TASK INPUTS section start

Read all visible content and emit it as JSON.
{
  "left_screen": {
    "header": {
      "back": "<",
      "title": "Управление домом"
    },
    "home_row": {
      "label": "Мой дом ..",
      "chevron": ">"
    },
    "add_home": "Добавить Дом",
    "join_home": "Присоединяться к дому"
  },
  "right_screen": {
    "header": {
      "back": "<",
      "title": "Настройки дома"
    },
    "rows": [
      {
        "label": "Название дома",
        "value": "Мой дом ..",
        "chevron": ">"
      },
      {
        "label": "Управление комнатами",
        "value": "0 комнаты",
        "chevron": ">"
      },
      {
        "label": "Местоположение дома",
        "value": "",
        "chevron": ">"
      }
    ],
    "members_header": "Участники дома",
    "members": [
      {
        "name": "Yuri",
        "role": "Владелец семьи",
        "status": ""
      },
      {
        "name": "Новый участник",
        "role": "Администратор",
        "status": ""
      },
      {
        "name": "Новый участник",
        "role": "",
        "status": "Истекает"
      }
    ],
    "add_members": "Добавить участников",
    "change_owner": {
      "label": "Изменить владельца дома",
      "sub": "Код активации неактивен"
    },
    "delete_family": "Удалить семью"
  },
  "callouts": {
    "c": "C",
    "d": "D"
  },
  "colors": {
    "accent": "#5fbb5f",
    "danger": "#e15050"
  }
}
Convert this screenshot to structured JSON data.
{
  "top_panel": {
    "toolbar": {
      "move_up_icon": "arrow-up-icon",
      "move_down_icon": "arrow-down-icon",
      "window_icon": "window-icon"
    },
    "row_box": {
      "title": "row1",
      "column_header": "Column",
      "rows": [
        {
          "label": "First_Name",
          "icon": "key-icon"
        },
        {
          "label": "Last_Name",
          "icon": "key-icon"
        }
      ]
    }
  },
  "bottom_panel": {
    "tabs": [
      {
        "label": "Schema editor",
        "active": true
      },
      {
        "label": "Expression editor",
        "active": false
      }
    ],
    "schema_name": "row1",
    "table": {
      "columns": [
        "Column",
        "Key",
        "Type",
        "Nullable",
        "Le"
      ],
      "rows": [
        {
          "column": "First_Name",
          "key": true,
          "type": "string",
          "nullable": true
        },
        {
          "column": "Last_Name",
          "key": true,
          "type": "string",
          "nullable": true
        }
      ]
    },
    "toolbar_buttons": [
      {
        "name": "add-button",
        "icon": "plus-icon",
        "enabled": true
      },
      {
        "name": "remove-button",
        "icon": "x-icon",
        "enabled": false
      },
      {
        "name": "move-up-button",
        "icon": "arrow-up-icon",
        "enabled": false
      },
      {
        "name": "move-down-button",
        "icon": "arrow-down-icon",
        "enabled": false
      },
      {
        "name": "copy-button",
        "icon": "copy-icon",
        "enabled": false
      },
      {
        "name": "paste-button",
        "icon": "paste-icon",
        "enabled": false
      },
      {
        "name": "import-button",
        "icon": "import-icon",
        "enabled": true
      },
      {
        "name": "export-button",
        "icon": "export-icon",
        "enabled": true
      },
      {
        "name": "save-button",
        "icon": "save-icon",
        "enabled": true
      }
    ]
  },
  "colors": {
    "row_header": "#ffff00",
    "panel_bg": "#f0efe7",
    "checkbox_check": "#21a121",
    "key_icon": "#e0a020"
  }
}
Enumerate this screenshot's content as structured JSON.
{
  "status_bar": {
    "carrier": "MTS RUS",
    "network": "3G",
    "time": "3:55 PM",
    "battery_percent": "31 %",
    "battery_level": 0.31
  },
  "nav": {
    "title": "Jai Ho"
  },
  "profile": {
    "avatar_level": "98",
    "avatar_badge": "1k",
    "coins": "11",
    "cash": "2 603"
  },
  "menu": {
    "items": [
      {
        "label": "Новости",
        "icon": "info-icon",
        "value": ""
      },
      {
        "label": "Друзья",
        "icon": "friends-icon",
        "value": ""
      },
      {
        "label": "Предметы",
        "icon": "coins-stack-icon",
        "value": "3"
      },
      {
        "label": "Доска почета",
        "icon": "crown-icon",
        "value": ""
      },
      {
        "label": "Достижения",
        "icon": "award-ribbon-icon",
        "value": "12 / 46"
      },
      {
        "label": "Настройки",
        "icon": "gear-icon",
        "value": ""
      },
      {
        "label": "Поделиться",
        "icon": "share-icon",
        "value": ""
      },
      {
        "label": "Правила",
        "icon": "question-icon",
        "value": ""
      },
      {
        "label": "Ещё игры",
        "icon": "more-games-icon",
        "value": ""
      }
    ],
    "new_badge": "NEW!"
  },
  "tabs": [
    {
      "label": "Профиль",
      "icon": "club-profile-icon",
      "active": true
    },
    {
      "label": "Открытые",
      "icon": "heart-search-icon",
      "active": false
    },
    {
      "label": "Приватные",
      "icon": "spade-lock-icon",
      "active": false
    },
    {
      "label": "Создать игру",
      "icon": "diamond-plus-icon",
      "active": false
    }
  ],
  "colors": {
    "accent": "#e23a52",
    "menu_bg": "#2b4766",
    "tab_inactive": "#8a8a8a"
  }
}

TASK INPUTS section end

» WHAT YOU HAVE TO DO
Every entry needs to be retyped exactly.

» PROBLEM SOLUTION
Read all visible content and emit it as JSON.
{
  "left_screen": {
    "header": {
      "back": "<",
      "title": "Управление домом"
    },
    "home_row": {
      "label": "Мой дом ..",
      "chevron": ">"
    },
    "add_home": "Добавить Дом",
    "join_home": "Присоединяться к дому"
  },
  "right_screen": {
    "header": {
      "back": "<",
      "title": "Настройки дома"
    },
    "rows": [
      {
        "label": "Название дома",
        "value": "Мой дом ..",
        "chevron": ">"
      },
      {
        "label": "Управление комнатами",
        "value": "0 комнаты",
        "chevron": ">"
      },
      {
        "label": "Местоположение дома",
        "value": "",
        "chevron": ">"
      }
    ],
    "members_header": "Участники дома",
    "members": [
      {
        "name": "Yuri",
        "role": "Владелец семьи",
        "status": ""
      },
      {
        "name": "Новый участник",
        "role": "Администратор",
        "status": ""
      },
      {
        "name": "Новый участник",
        "role": "",
        "status": "Истекает"
      }
    ],
    "add_members": "Добавить участников",
    "change_owner": {
      "label": "Изменить владельца дома",
      "sub": "Код активации неактивен"
    },
    "delete_family": "Удалить семью"
  },
  "callouts": {
    "c": "C",
    "d": "D"
  },
  "colors": {
    "accent": "#5fbb5f",
    "danger": "#e15050"
  }
}
Convert this screenshot to structured JSON data.
{
  "top_panel": {
    "toolbar": {
      "move_up_icon": "arrow-up-icon",
      "move_down_icon": "arrow-down-icon",
      "window_icon": "window-icon"
    },
    "row_box": {
      "title": "row1",
      "column_header": "Column",
      "rows": [
        {
          "label": "First_Name",
          "icon": "key-icon"
        },
        {
          "label": "Last_Name",
          "icon": "key-icon"
        }
      ]
    }
  },
  "bottom_panel": {
    "tabs": [
      {
        "label": "Schema editor",
        "active": true
      },
      {
        "label": "Expression editor",
        "active": false
      }
    ],
    "schema_name": "row1",
    "table": {
      "columns": [
        "Column",
        "Key",
        "Type",
        "Nullable",
        "Le"
      ],
      "rows": [
        {
          "column": "First_Name",
          "key": true,
          "type": "string",
          "nullable": true
        },
        {
          "column": "Last_Name",
          "key": true,
          "type": "string",
          "nullable": true
        }
      ]
    },
    "toolbar_buttons": [
      {
        "name": "add-button",
        "icon": "plus-icon",
        "enabled": true
      },
      {
        "name": "remove-button",
        "icon": "x-icon",
        "enabled": false
      },
      {
        "name": "move-up-button",
        "icon": "arrow-up-icon",
        "enabled": false
      },
      {
        "name": "move-down-button",
        "icon": "arrow-down-icon",
        "enabled": false
      },
      {
        "name": "copy-button",
        "icon": "copy-icon",
        "enabled": false
      },
      {
        "name": "paste-button",
        "icon": "paste-icon",
        "enabled": false
      },
      {
        "name": "import-button",
        "icon": "import-icon",
        "enabled": true
      },
      {
        "name": "export-button",
        "icon": "export-icon",
        "enabled": true
      },
      {
        "name": "save-button",
        "icon": "save-icon",
        "enabled": true
      }
    ]
  },
  "colors": {
    "row_header": "#ffff00",
    "panel_bg": "#f0efe7",
    "checkbox_check": "#21a121",
    "key_icon": "#e0a020"
  }
}
Enumerate this screenshot's content as structured JSON.
{
  "status_bar": {
    "carrier": "MTS RUS",
    "network": "3G",
    "time": "3:55 PM",
    "battery_percent": "31 %",
    "battery_level": 0.31
  },
  "nav": {
    "title": "Jai Ho"
  },
  "profile": {
    "avatar_level": "98",
    "avatar_badge": "1k",
    "coins": "11",
    "cash": "2 603"
  },
  "menu": {
    "items": [
      {
        "label": "Новости",
        "icon": "info-icon",
        "value": ""
      },
      {
        "label": "Друзья",
        "icon": "friends-icon",
        "value": ""
      },
      {
        "label": "Предметы",
        "icon": "coins-stack-icon",
        "value": "3"
      },
      {
        "label": "Доска почета",
        "icon": "crown-icon",
        "value": ""
      },
      {
        "label": "Достижения",
        "icon": "award-ribbon-icon",
        "value": "12 / 46"
      },
      {
        "label": "Настройки",
        "icon": "gear-icon",
        "value": ""
      },
      {
        "label": "Поделиться",
        "icon": "share-icon",
        "value": ""
      },
      {
        "label": "Правила",
        "icon": "question-icon",
        "value": ""
      },
      {
        "label": "Ещё игры",
        "icon": "more-games-icon",
        "value": ""
      }
    ],
    "new_badge": "NEW!"
  },
  "tabs": [
    {
      "label": "Профиль",
      "icon": "club-profile-icon",
      "active": true
    },
    {
      "label": "Открытые",
      "icon": "heart-search-icon",
      "active": false
    },
    {
      "label": "Приватные",
      "icon": "spade-lock-icon",
      "active": false
    },
    {
      "label": "Создать игру",
      "icon": "diamond-plus-icon",
      "active": false
    }
  ],
  "colors": {
    "accent": "#e23a52",
    "menu_bg": "#2b4766",
    "tab_inactive": "#8a8a8a"
  }
}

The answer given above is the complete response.